According to new research from Morgan Stanley, a growing number of Chinese consumers can't wait to get their hands on a Mac.

Macs are catching on in China.
Macs are catching on in China. Apple

Apple's Mac sales have been growing considerably over the last several years, but in China, it appears they're ready to explode.

Morgan Stanley reported in a recent investor note, obtained by All Things Digital, that 21 percent of Chinese consumers are planning to buy a Mac when it's time to drop some cash on a new computer. Currently, just five percent of consumers in China own a Mac, the investment firm noted.

Apple's notebooks appear to be most desired, with 22 percent of future laptop buyers saying they will opt for the company's MacBooks. On the desktop side, 9 percent of consumers are planning to buy a Mac.

That said, it's important to note that despite what they say, the respondents' plans aren't set in stone. In fact, they might eventually opt for another computer brand, since, Morgan Stanley found, few consumers are willing to spend more than $600 on their next PC--a sum that is far below Apple's computer pricing.

But even with its premium prices, Apple has been able to attract Chinese customers over the last couple years. During his company's earnings call last month, Apple CEO Tim Cook revealed that the iPhone maker generated $4.5 billion in revenue in China during its last-reported quarter ended September 24, attributing for 16 percent of all sales.

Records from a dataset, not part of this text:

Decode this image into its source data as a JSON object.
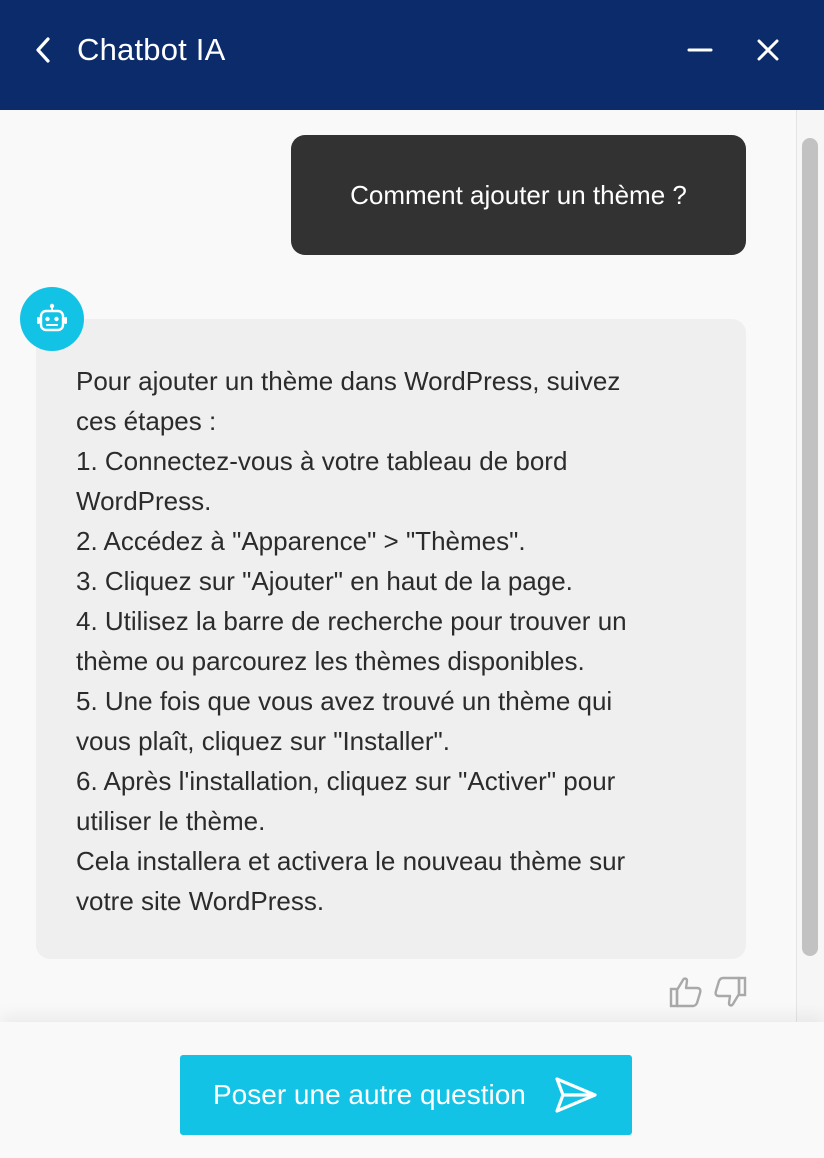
{
  "header": {
    "title": "Chatbot IA",
    "background": "#0c2b6b"
  },
  "conversation": {
    "user_message": "Comment ajouter un thème ?",
    "bot_message_lines": [
      "Pour ajouter un thème dans WordPress, suivez",
      "ces étapes :",
      "1. Connectez-vous à votre tableau de bord",
      "WordPress.",
      "2. Accédez à \"Apparence\" > \"Thèmes\".",
      "3. Cliquez sur \"Ajouter\" en haut de la page.",
      "4. Utilisez la barre de recherche pour trouver un",
      "thème ou parcourez les thèmes disponibles.",
      "5. Une fois que vous avez trouvé un thème qui",
      "vous plaît, cliquez sur \"Installer\".",
      "6. Après l'installation, cliquez sur \"Activer\" pour",
      "utiliser le thème.",
      "Cela installera et activera le nouveau thème sur",
      "votre site WordPress."
    ]
  },
  "icons": {
    "back": "chevron-left-icon",
    "minimize": "minus-icon",
    "close": "close-icon",
    "avatar": "robot-icon",
    "thumb_up": "thumbs-up-icon",
    "thumb_down": "thumbs-down-icon",
    "send": "send-icon"
  },
  "footer": {
    "ask_button_label": "Poser une autre question",
    "accent": "#13c3e6"
  }
}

In 2009, China's contribution to Apple revenue was just 2 percent.

Given that success, Apple has made the country one of its top priorities going forward.

"Certainly in my lifetime, I've never seen a country with as many people rising into the middle class that aspire to buy products that Apple makes," Cook said during the earnings call. "And so I think it's an area of enormous opportunity, and it has quickly become #2 on our list of top revenue countries very, very quickly and we're obviously placing additional investment."